The wondrous Fr. Charles at St. Pat's. He said today that Jesus told his disciples three times that he would be crucified, and the first reaction was Peter’s denial, the "heaven forbid this should happen" to which Jesus said, “get thee behind me Satan.” The second time the gospel says that the disciples were “distressed” by the news. And the third time, in today’s gospel, the mother of James and John, presumably on their bidding, offered to take up the cup of suffering so that they could be at Christ’s right and left.
And Fr. C said that so it must be with us. Our reaction to the cross - the fact that there is no glory without the pain - is first disbelief and denial. Then, accepting the reality, we fear and tremble. And finally we have the overconfidence and too much trust in our own abilities that James and John had. Fr. C said that at least in that third state we want to be on Christ’s side, we love him, and that’s no small thing.
The Ronald Knox version of Isaiah reads like poetry and is deeply affecting:
He will watch this servant of his appear among us, unregarded as brushwood shoot, as a plant in waterless soil; no stateliness here, no majesty, no beauty, as we gaze upon him, to win our hearts.

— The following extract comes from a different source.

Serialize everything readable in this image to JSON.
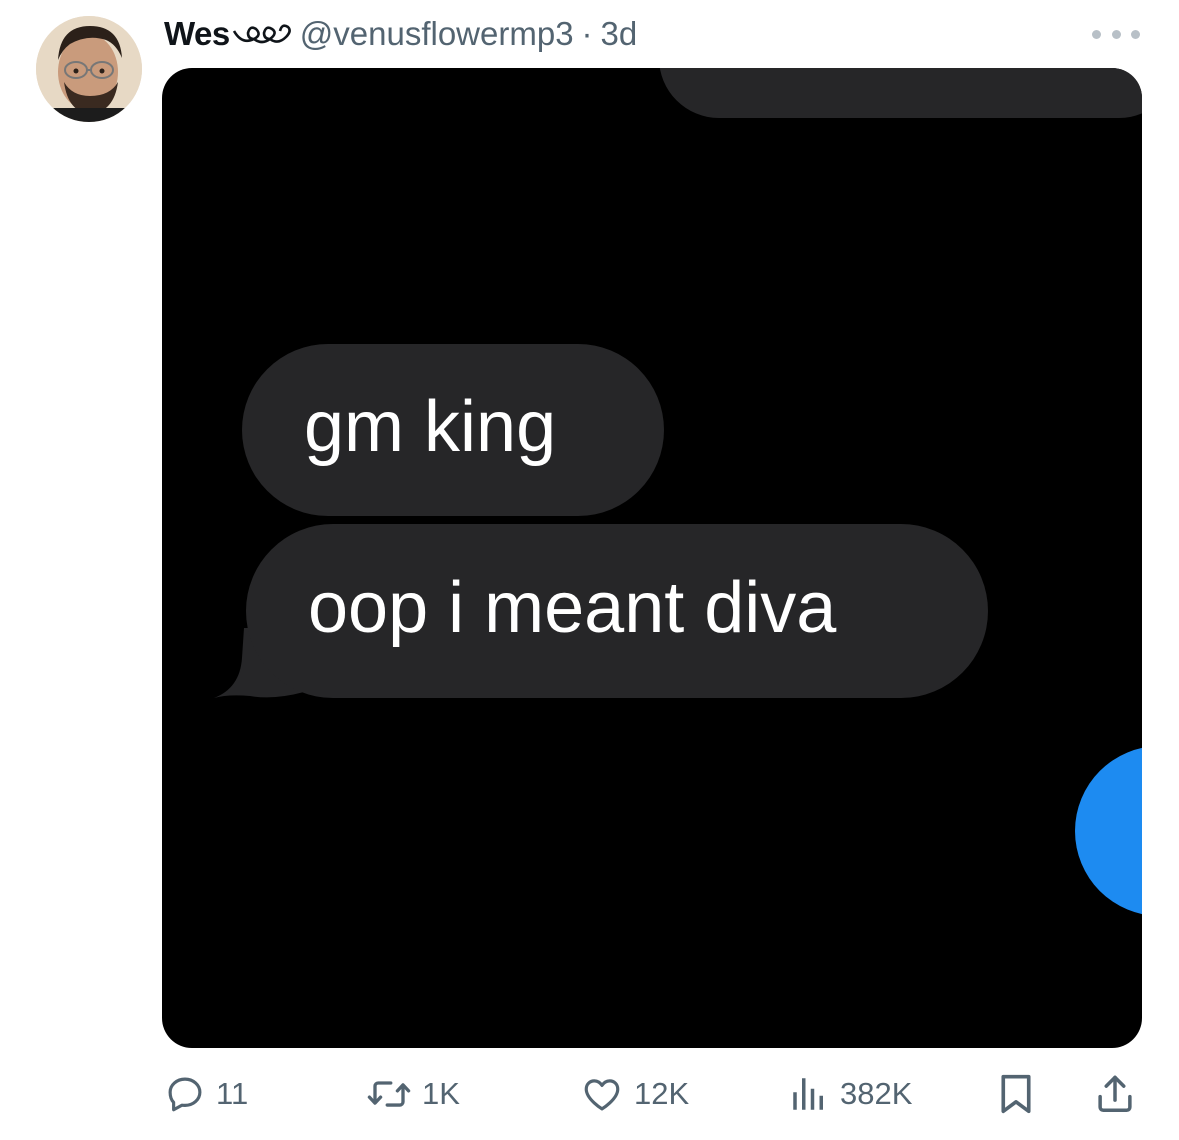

A victim? Yet he himself bows to the stroke; no word comes from him. Sheep led away to the slaughter-house, lamb that stands dumb while it is shorn; no word from him. Imprisoned, brought to judgement, and carried off, he, whose birth is beyond our knowing; numbered among the living no more! Takes he leave of the rich, the godless, to win but a grave, to win but the gift of death; he, that wrong did never, nor had treason on his lips!